     Feel free to contact us at any time for any type of gardening inquiry either through our website, facebook or by calling us at 1-800-363-7333.


Friday, March 24, 2017

Growing Microgreens

     Microgreens ...tiny, delicate salad greens that are full of flavour, easy to grow and economical way to enjoy your own vitamin packed freshness year round!
You would find these greens served with gourmet meals at high end restaurants as fancy toppings or garnishes. Just think...if you become a pro at growing these you could possibly supply these restaurants as a part time job!
    As mentioned, growing these greens is easy and doesn't require much equipment to get started either. The first successful tip in growing these seeds is to purchase them from Veseys!

For planting and growing Microgreens sow seeds in a shallow tray as shown below:
You will notice a cover on the tray above.  You can put a clear cover over the top of the tray until seeds germinate, however its not necessary. By using these covers, they will naturally enable a build up of condensation which is beneficial in creating an ideal effect and temperature similar to what it would be like growing in a greenhouse.  The positive side of this condensation is that watering may not even be necessary at least until the seeds start to germinate. That will eliminate the worry on whether they are watered too much or too little starting off. Be sure to remove this cover once the seeds have germinated to allow for air circulation. Before applying potting mix, be sure that there are small holes at the bottom of the tray to provide proper drainage if the tray doesn't already have them. You can simply make small holes if needed.

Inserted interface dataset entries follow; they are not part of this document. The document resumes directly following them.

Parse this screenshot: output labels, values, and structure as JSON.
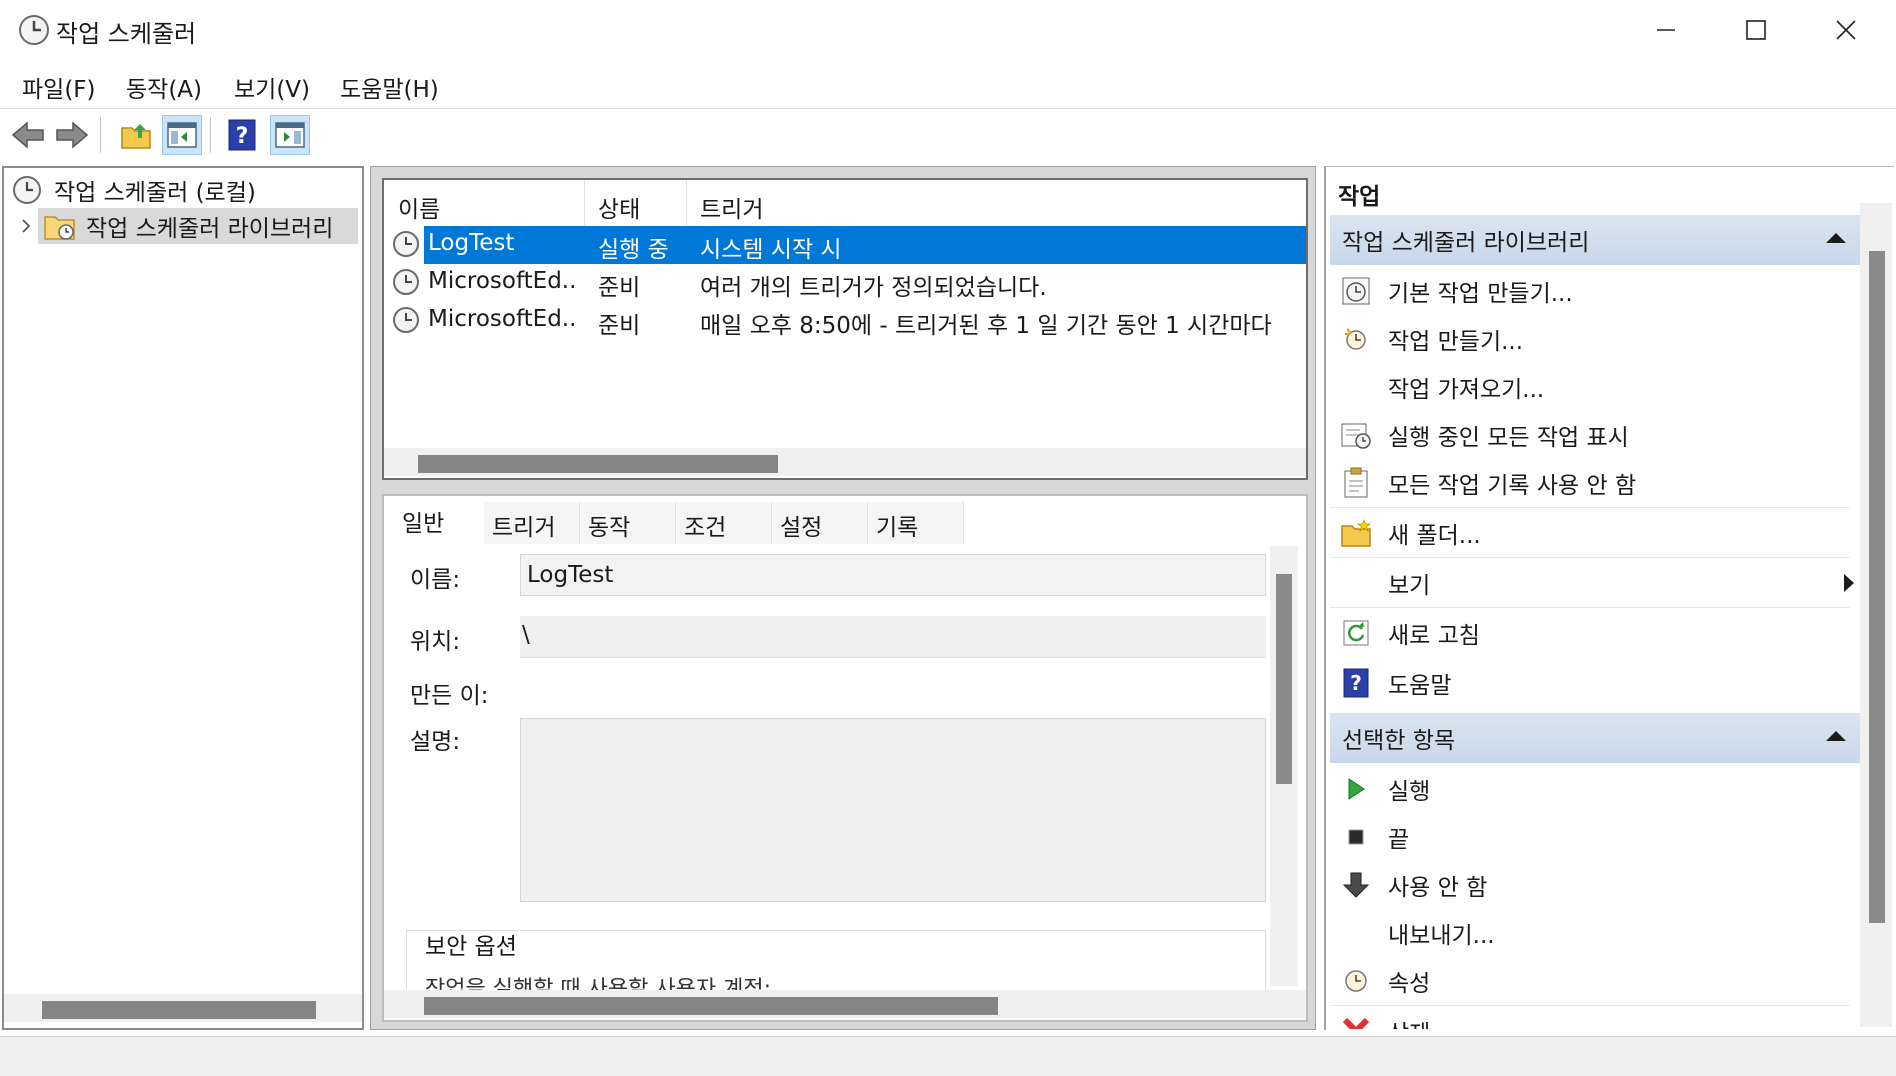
{
  "window": {
    "title": "작업 스케줄러"
  },
  "menu": [
    "파일(F)",
    "동작(A)",
    "보기(V)",
    "도움말(H)"
  ],
  "tree": {
    "root": "작업 스케줄러 (로컬)",
    "library": "작업 스케줄러 라이브러리"
  },
  "task_list": {
    "columns": [
      "이름",
      "상태",
      "트리거"
    ],
    "rows": [
      {
        "name": "LogTest",
        "status": "실행 중",
        "trigger": "시스템 시작 시"
      },
      {
        "name": "MicrosoftEd...",
        "status": "준비",
        "trigger": "여러 개의 트리거가 정의되었습니다."
      },
      {
        "name": "MicrosoftEd...",
        "status": "준비",
        "trigger": "매일 오후 8:50에 - 트리거된 후 1 일 기간 동안 1 시간마다"
      }
    ]
  },
  "detail": {
    "tabs": [
      "일반",
      "트리거",
      "동작",
      "조건",
      "설정",
      "기록"
    ],
    "labels": {
      "name": "이름:",
      "location": "위치:",
      "author": "만든 이:",
      "description": "설명:"
    },
    "values": {
      "name": "LogTest",
      "location": "\\"
    },
    "security_group": "보안 옵션",
    "security_partial": "작업을 실행할 때 사용할 사용자 계정:"
  },
  "actions": {
    "title": "작업",
    "section1": "작업 스케줄러 라이브러리",
    "items1": [
      "기본 작업 만들기...",
      "작업 만들기...",
      "작업 가져오기...",
      "실행 중인 모든 작업 표시",
      "모든 작업 기록 사용 안 함",
      "새 폴더...",
      "보기",
      "새로 고침",
      "도움말"
    ],
    "section2": "선택한 항목",
    "items2": [
      "실행",
      "끝",
      "사용 안 함",
      "내보내기...",
      "속성",
      "삭제"
    ]
  },
  "colors": {
    "selection": "#0078d7",
    "section_header": "#c7d7ea"
  }
}
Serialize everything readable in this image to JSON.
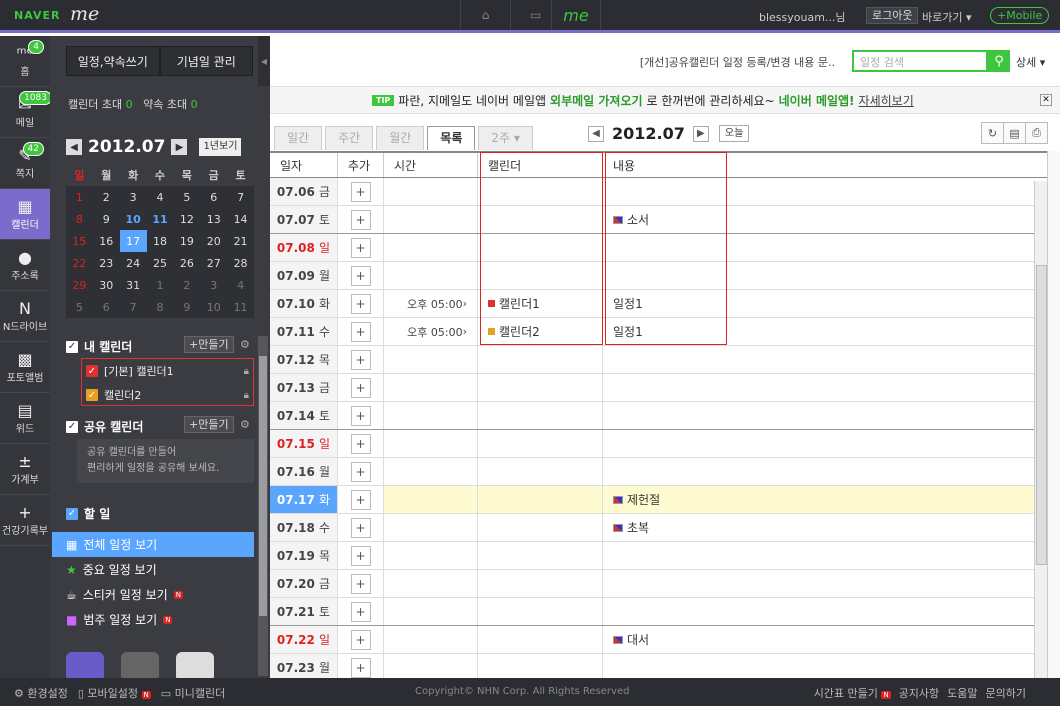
{
  "topbar": {
    "logo": "NAVER",
    "logo_me": "me",
    "nav_me": "me",
    "user": "blessyouam...님",
    "logout": "로그아웃",
    "shortcut": "바로가기",
    "mobile": "+Mobile"
  },
  "leftnav": [
    {
      "label": "홈",
      "badge": "4"
    },
    {
      "label": "메일",
      "badge": "1083"
    },
    {
      "label": "쪽지",
      "badge": "42"
    },
    {
      "label": "캘린더",
      "badge": ""
    },
    {
      "label": "주소록",
      "badge": ""
    },
    {
      "label": "N드라이브",
      "badge": ""
    },
    {
      "label": "포토앨범",
      "badge": ""
    },
    {
      "label": "위드",
      "badge": ""
    },
    {
      "label": "가계부",
      "badge": ""
    },
    {
      "label": "건강기록부",
      "badge": ""
    }
  ],
  "sidepanel": {
    "btn_write": "일정,약속쓰기",
    "btn_anniv": "기념일 관리",
    "invite_cal": "캘린더 초대",
    "invite_cal_count": "0",
    "invite_appt": "약속 초대",
    "invite_appt_count": "0",
    "mini_title": "2012.07",
    "year_view": "1년보기",
    "weekdays": [
      "일",
      "월",
      "화",
      "수",
      "목",
      "금",
      "토"
    ],
    "weeks": [
      [
        "1",
        "2",
        "3",
        "4",
        "5",
        "6",
        "7"
      ],
      [
        "8",
        "9",
        "10",
        "11",
        "12",
        "13",
        "14"
      ],
      [
        "15",
        "16",
        "17",
        "18",
        "19",
        "20",
        "21"
      ],
      [
        "22",
        "23",
        "24",
        "25",
        "26",
        "27",
        "28"
      ],
      [
        "29",
        "30",
        "31",
        "1",
        "2",
        "3",
        "4"
      ],
      [
        "5",
        "6",
        "7",
        "8",
        "9",
        "10",
        "11"
      ]
    ],
    "my_cal": "내 캘린더",
    "make": "+만들기",
    "cal1": "[기본] 캘린더1",
    "cal2": "캘린더2",
    "shared_cal": "공유 캘린더",
    "shared_desc1": "공유 캘린더를 만들어",
    "shared_desc2": "편리하게 일정을 공유해 보세요.",
    "todo": "할 일",
    "views": [
      "전체 일정 보기",
      "중요 일정 보기",
      "스티커 일정 보기",
      "범주 일정 보기"
    ],
    "new_badge": "N"
  },
  "main": {
    "notice": "[개선]공유캘린더 일정 등록/변경 내용 문..",
    "search_placeholder": "일정 검색",
    "detail": "상세",
    "tip_badge": "TIP",
    "tip_text1": "파란, 지메일도 네이버 메일앱",
    "tip_bold1": "외부메일 가져오기",
    "tip_text2": "로 한꺼번에 관리하세요~",
    "tip_bold2": "네이버 메일앱!",
    "tip_link": "자세히보기",
    "tabs": [
      "일간",
      "주간",
      "월간",
      "목록",
      "2주"
    ],
    "date_title": "2012.07",
    "today": "오늘",
    "headers": [
      "일자",
      "추가",
      "시간",
      "캘린더",
      "내용"
    ]
  },
  "rows": [
    {
      "date": "07.06",
      "day": "금",
      "time": "",
      "cal": "",
      "content": "",
      "type": ""
    },
    {
      "date": "07.07",
      "day": "토",
      "time": "",
      "cal": "",
      "content": "소서",
      "type": "flag"
    },
    {
      "date": "07.08",
      "day": "일",
      "time": "",
      "cal": "",
      "content": "",
      "type": "sun"
    },
    {
      "date": "07.09",
      "day": "월",
      "time": "",
      "cal": "",
      "content": "",
      "type": ""
    },
    {
      "date": "07.10",
      "day": "화",
      "time": "오후 05:00",
      "cal": "캘린더1",
      "content": "일정1",
      "type": "red"
    },
    {
      "date": "07.11",
      "day": "수",
      "time": "오후 05:00",
      "cal": "캘린더2",
      "content": "일정1",
      "type": "orange"
    },
    {
      "date": "07.12",
      "day": "목",
      "time": "",
      "cal": "",
      "content": "",
      "type": ""
    },
    {
      "date": "07.13",
      "day": "금",
      "time": "",
      "cal": "",
      "content": "",
      "type": ""
    },
    {
      "date": "07.14",
      "day": "토",
      "time": "",
      "cal": "",
      "content": "",
      "type": ""
    },
    {
      "date": "07.15",
      "day": "일",
      "time": "",
      "cal": "",
      "content": "",
      "type": "sun"
    },
    {
      "date": "07.16",
      "day": "월",
      "time": "",
      "cal": "",
      "content": "",
      "type": ""
    },
    {
      "date": "07.17",
      "day": "화",
      "time": "",
      "cal": "",
      "content": "제헌절",
      "type": "today"
    },
    {
      "date": "07.18",
      "day": "수",
      "time": "",
      "cal": "",
      "content": "초복",
      "type": "flag"
    },
    {
      "date": "07.19",
      "day": "목",
      "time": "",
      "cal": "",
      "content": "",
      "type": ""
    },
    {
      "date": "07.20",
      "day": "금",
      "time": "",
      "cal": "",
      "content": "",
      "type": ""
    },
    {
      "date": "07.21",
      "day": "토",
      "time": "",
      "cal": "",
      "content": "",
      "type": ""
    },
    {
      "date": "07.22",
      "day": "일",
      "time": "",
      "cal": "",
      "content": "대서",
      "type": "sun"
    },
    {
      "date": "07.23",
      "day": "월",
      "time": "",
      "cal": "",
      "content": "",
      "type": ""
    }
  ],
  "footer": {
    "settings": "환경설정",
    "mobile_settings": "모바일설정",
    "mini_cal": "미니캘린더",
    "copyright": "Copyright© NHN Corp. All Rights Reserved",
    "timetable": "시간표 만들기",
    "notice": "공지사항",
    "help": "도움말",
    "inquiry": "문의하기"
  },
  "colors": {
    "accent": "#7b6ccc",
    "green": "#3ec63e",
    "today": "#5aa6ff",
    "red": "#dd2222",
    "cal1": "#e03030",
    "cal2": "#e8a020"
  }
}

Add potting mix to the tray at least an inch to inch and half. It is recommended to wet the soil before adding to the tray.  This will ensure that there is an even amount of moisture throughout the trayThese seeds are so tiny and if they were planted in dry potting mix with any amount of water added at this stage, seeds could possibly get buried deep under the soil resulting in little to no germination.  

Sow seeds on top of moistened potting mix and lightly cover. Apply about 8 to 9 grams of seed per 11"x 21" tray. You can reduce this amount as well as the size of the tray in half if you can't consume that much all at once. Keep the soil moist but not too wet.  Seedlings should be grown in full light to keep them from becoming too leggy or stretched. Since these seedlings are harvested at a young age, applying fertilizer is not necessary.

Once seedlings have 1-2 true leaves they are ready for harvest.  This can range from 10-20 days depending on the growing conditions and the type of microgreen seed you choose. To harvest cut the seedlings off just above ground level with a sharp knife or scissors.  The plants will not regrow, so discard the left over soil and start a new batch. This will also prevent any risk of "dampening off" issues. Microgreens very rarely have any pest or disease issues. The only concern would be "dampening off" as I have mentioned above. Dampening off simply means that the stems of the tiny microgreens develop a fungus that can cause them to collapse very quickly. This is prevented by providing proper air circulation as well as overheard and over watering.

There are many types of micro green varieties that you can choose from: Bulls Blood Beet, Red Cabbage, Tatsoi, Mizuna, Blue Curled Kale, Purple Vienna Kohlrabi, Red Russian Kale, Radish, Nasturtium, Scarlet Frills Mustard, Deep Purple Mustard and our famous Veseys Micro Mix

You can check out our website for individual descriptions of each one of these varieties. We also have a growing microgreens You Tube video for those of you who are more "visual growers."

As mentioned, these types of greens can be harvested or continue to grow as needed.  The recommended harvest stage is when seedlings have produced at least one to two sets of true leaves as pictured below. This is the point at which they will be richest in nutrients as well as have the best flavour. Once harvested, left over micro greens store best if lightly sprinkled with cool water, and being sure they don't get too wet. Avoid wrapping them in plastic, instead wrap them lightly in paper towel and store in the fridge. 

So as you can see growing these fresh and tasty micro greens is so easy and inexpensive. Be creative, try them all or make your own mixes with your favourites!